* _Dataset records_:
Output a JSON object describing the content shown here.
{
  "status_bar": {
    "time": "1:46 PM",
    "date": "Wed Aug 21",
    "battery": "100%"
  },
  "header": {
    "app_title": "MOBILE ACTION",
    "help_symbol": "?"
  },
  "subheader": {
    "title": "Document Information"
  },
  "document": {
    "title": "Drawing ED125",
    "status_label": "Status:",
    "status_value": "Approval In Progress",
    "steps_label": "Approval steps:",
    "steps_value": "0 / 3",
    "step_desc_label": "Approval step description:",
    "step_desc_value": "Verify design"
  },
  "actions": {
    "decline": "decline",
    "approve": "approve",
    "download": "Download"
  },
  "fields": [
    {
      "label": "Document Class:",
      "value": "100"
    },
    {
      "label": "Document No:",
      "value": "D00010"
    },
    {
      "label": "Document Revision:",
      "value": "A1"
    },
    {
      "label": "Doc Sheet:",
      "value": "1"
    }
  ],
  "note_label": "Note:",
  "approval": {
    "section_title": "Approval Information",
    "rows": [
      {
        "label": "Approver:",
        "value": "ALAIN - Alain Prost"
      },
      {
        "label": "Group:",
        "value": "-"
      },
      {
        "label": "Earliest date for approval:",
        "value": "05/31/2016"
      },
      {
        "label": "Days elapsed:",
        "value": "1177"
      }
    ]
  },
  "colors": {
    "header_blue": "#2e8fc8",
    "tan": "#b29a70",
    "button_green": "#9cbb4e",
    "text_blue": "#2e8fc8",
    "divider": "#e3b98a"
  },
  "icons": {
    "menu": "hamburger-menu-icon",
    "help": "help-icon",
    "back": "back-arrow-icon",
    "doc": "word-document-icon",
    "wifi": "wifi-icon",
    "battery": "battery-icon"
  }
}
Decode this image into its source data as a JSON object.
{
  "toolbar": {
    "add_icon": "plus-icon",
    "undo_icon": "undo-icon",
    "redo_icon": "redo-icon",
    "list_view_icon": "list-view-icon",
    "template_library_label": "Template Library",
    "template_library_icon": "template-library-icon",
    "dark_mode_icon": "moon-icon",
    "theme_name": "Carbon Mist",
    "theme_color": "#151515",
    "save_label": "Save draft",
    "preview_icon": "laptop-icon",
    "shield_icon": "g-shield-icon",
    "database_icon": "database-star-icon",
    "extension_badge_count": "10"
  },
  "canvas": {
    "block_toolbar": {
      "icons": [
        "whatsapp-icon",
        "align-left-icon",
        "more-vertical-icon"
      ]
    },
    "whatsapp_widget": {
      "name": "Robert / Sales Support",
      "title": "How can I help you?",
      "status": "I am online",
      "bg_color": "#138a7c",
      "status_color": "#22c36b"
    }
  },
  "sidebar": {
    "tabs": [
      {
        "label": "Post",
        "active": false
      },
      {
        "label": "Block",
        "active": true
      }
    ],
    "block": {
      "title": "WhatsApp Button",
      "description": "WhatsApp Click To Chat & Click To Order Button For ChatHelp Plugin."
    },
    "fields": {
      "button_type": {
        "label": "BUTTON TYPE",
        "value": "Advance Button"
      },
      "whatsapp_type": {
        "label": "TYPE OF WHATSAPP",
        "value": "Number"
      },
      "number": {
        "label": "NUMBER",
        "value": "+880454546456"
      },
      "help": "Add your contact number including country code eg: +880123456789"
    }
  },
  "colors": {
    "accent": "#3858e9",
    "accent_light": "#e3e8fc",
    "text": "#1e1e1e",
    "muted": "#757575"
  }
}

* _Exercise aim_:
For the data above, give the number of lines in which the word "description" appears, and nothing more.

* _Finished exercise_:
2